2. Claim I of plaintiffs' complaint is DISMISSED WITHOUT PREJUDICE to their right to file, by November 20, 1996, an amended complaint, if they can do so conformably with Fed.R.Civ.P. 11; and

3. Claims II and III of plaintiffs' complaint are DISMISSED WITH PREJUDICE.

NOTES

[1] The plaintiffs allege that Chester Township has a population of 5,399, of which 53.6% are black and 45% are white, and that the City of Chester, which has a population of 41,856, has a population that is 65.2% black and 33.5% white; by these demographic realities, blacks are alleged to be unduly burdened by defendants' actions. For the sake of brevity, we shall refer to both the City of Chester and Chester Township as "Chester".

[2] Section 601 of Title VI of the Civil Rights Act of 1964 provides that:

No person in the United States shall, on the ground of race, color, or national origin, be excluded from participation in, be denied the benefits of, or be subjected to discrimination under any program or activity receiving Federal financial assistance.

42 U.S.C. § 2000d.

[3] Section 602 of Title VI authorizes agencies, such as the Environmental Protection Agency ("EPA"), which provide financial assistance:

to effectuate the provisions of Section 2000d of this title ... by issuing rules, regulations, or orders of general applicability which shall be consistent with achievement of the objectives of the statute ...

42 U.S.C. § 2000d-1.

The EPA has promulgated civil rights regulations pursuant to § 602 of Title VI, 40 C.F.R. § 7.10 et seq., which in relevant part provides:

A recipient [of federal financial assistance] shall not use criteria or methods of administering its program which have the effect of subjecting individuals to discrimination because of their race, color, national origin, or sex, or have the effect of defeating or substantially impairing accomplishment of the objectives of the program with respect to individuals of a particular race, color, national origin, or sex.

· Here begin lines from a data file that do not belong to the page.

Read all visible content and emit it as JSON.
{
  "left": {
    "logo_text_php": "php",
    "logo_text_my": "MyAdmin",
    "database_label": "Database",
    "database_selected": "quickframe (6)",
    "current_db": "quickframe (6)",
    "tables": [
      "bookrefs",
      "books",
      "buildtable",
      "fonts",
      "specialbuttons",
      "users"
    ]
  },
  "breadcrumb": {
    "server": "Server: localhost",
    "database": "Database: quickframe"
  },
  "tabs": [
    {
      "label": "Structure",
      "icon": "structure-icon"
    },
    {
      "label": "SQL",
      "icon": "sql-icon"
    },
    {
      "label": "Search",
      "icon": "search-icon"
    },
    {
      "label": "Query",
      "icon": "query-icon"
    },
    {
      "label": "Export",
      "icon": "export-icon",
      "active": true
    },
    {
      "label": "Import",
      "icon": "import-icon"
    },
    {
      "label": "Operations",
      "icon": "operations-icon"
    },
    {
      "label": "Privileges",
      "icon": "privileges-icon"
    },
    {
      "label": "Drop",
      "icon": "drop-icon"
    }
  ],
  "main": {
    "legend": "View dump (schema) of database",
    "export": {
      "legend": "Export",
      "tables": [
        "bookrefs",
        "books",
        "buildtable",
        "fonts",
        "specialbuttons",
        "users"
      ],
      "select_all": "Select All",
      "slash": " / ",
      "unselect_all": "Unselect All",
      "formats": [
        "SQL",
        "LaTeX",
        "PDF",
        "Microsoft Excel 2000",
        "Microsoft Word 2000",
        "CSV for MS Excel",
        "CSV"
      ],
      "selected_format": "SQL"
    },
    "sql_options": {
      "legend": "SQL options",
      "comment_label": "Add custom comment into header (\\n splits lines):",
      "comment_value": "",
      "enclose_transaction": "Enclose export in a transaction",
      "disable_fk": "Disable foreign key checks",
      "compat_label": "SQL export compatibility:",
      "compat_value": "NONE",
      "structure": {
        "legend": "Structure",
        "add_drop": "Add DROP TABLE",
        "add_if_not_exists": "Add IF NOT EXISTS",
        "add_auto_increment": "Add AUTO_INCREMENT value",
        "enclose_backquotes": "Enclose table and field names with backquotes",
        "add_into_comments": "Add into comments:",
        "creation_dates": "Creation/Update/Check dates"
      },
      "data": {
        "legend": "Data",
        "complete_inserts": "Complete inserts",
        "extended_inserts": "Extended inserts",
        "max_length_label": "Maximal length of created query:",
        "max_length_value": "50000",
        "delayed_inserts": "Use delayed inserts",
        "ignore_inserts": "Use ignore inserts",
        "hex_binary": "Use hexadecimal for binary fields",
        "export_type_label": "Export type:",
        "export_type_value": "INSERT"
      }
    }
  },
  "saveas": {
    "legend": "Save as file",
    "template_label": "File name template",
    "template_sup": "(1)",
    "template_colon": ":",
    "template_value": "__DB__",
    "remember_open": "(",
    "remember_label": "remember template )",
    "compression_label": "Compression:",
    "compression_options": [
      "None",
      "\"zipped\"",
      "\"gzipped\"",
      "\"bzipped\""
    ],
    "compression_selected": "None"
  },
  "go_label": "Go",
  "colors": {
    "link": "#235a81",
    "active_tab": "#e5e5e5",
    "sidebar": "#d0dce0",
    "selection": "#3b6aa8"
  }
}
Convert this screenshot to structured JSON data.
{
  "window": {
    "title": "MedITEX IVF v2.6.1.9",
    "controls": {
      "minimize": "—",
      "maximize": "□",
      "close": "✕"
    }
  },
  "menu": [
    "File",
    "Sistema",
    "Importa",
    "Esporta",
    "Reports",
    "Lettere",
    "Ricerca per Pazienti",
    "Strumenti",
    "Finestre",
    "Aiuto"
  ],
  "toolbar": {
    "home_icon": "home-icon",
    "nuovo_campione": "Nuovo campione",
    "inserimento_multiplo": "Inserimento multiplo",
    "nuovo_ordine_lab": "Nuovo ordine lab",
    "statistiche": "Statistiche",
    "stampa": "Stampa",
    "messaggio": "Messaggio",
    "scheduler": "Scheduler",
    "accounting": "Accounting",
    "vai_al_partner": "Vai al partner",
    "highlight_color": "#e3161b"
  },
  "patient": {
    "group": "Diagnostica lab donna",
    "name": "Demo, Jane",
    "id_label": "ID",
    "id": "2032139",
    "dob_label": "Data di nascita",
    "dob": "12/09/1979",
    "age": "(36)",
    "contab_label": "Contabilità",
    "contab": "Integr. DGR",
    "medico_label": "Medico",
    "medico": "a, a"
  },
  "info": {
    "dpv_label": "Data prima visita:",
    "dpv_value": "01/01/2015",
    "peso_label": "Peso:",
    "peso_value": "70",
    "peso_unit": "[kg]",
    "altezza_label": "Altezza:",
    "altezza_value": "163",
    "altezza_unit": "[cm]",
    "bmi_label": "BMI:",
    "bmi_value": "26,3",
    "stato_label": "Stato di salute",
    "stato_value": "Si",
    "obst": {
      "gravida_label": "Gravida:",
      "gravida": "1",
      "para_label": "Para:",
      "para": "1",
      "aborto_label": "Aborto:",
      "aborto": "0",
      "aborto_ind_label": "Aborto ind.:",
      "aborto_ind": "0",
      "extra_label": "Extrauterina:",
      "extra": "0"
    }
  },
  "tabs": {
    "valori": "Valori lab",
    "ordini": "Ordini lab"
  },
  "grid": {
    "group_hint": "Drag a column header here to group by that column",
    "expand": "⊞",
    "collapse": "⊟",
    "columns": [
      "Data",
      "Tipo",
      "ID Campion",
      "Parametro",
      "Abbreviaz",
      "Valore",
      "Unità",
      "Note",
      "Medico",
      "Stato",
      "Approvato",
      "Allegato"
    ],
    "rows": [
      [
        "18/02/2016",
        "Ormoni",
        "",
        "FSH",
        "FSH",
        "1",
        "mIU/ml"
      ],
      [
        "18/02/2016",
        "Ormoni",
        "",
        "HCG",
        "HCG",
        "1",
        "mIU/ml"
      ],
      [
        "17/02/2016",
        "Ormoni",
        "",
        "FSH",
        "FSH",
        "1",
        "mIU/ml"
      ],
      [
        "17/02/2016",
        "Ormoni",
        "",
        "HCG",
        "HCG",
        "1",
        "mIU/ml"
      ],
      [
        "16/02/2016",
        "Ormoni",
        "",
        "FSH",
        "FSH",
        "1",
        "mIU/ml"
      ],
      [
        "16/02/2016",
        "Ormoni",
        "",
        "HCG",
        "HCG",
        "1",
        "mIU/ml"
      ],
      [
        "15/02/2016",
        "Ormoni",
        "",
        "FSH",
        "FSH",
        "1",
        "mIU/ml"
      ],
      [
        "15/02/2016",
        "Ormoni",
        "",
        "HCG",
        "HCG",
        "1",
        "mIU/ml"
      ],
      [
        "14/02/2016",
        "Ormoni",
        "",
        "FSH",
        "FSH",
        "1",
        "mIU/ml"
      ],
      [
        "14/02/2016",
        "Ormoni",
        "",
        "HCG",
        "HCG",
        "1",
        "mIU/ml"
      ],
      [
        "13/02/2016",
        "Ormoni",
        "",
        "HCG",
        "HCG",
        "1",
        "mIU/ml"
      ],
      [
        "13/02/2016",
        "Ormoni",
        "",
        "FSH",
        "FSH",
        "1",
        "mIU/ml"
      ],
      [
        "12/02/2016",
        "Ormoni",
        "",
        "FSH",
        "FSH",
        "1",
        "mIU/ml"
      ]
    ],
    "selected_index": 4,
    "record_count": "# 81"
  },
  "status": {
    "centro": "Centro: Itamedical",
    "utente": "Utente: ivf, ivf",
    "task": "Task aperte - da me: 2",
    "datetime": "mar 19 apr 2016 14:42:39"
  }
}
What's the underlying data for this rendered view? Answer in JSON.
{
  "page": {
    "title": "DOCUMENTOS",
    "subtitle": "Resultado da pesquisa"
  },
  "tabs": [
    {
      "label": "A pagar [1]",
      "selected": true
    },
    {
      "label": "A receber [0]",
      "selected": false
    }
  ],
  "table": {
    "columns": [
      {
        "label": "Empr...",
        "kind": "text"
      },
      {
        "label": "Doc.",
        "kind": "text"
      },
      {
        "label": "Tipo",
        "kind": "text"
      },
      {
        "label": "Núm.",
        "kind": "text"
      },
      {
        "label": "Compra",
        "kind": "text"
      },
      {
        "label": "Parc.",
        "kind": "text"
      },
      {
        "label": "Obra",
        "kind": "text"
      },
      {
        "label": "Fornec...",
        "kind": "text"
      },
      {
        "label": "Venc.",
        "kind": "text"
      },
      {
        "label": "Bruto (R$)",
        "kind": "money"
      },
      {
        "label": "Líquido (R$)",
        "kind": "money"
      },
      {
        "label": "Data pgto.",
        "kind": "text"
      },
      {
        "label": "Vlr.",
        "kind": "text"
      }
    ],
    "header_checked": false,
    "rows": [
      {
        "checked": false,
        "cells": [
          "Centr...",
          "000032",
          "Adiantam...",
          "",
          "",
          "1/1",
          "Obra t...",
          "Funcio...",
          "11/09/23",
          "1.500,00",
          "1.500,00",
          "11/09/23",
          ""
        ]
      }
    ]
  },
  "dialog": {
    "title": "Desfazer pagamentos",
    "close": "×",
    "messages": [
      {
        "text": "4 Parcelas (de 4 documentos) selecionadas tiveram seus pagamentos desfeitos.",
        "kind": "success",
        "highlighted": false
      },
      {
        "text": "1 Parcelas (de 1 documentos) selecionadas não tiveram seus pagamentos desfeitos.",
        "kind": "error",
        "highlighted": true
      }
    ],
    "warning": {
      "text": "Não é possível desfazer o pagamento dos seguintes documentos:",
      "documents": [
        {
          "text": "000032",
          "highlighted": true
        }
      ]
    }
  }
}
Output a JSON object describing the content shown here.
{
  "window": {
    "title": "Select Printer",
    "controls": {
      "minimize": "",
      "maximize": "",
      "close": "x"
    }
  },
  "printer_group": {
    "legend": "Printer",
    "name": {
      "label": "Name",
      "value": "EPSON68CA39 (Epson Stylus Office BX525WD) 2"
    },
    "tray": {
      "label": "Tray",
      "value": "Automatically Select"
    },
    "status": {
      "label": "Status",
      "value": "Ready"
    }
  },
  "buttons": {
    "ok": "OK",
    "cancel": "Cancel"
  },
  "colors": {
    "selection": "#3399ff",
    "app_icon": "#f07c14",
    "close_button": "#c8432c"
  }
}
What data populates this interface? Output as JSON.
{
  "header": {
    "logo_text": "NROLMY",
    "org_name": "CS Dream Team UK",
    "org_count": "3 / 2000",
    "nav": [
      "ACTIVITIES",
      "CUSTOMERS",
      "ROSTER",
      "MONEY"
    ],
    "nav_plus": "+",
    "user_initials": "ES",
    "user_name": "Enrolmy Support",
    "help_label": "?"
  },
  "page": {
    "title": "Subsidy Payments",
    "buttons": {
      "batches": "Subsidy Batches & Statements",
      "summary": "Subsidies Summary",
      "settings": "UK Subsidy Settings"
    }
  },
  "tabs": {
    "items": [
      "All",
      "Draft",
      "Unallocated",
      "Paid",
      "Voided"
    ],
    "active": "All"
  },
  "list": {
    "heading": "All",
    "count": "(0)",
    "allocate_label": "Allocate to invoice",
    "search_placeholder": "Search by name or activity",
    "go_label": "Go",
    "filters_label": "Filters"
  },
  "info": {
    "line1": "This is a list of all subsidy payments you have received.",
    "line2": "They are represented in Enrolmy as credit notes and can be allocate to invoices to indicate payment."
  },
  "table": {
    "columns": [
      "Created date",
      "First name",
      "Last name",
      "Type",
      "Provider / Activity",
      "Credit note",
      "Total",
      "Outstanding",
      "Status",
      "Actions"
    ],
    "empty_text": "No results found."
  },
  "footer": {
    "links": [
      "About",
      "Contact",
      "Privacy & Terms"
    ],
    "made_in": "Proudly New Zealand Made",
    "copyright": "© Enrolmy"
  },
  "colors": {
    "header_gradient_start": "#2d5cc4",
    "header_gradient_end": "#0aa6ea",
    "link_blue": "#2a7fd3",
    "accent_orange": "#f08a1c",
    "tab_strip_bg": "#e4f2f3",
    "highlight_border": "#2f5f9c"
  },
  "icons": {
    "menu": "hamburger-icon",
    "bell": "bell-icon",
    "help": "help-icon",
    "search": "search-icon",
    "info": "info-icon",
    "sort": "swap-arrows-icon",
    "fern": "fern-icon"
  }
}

40 C.F.R. § 7.35(b).

In addition, the EPA requires:

Applicants for EPA assistance [to] submit an assurance with their applications stating that, with respect to their programs or activities that receive EPA assistance, they will comply with the requirements of this Part.

40 C.F.R. § 7.80(a).

[4] The United States Department of Justice and Environmental Protection Agency have filed a brief on behalf of the United States as amicus curiae in opposition to the motion to dismiss.

[5] Plaintiffs also cite to a number of decisions from other Circuits which they claim support implication of a private right of action under the regulations. Pls.Resp.Br. at 12-13. Defendants argue that "[n]one of the cases analyze this question. Instead, to the extent that they even discuss the question, they rely on one another and the Supreme Court's decisions in Guardians Ass'n ... and Alexander." Def. Reply Br. to Pls.Resp.Br. at 4-5. We find that the Supreme Court has never decided the question of whether there is an implied right of action under the regulations and that our Court of Appeals's Chowdhury decision is authoritative on us.

[6] Given our disposition of the motion, we leave to another day the resolution of the substantial Eleventh Amendment implications of plaintiffs' action.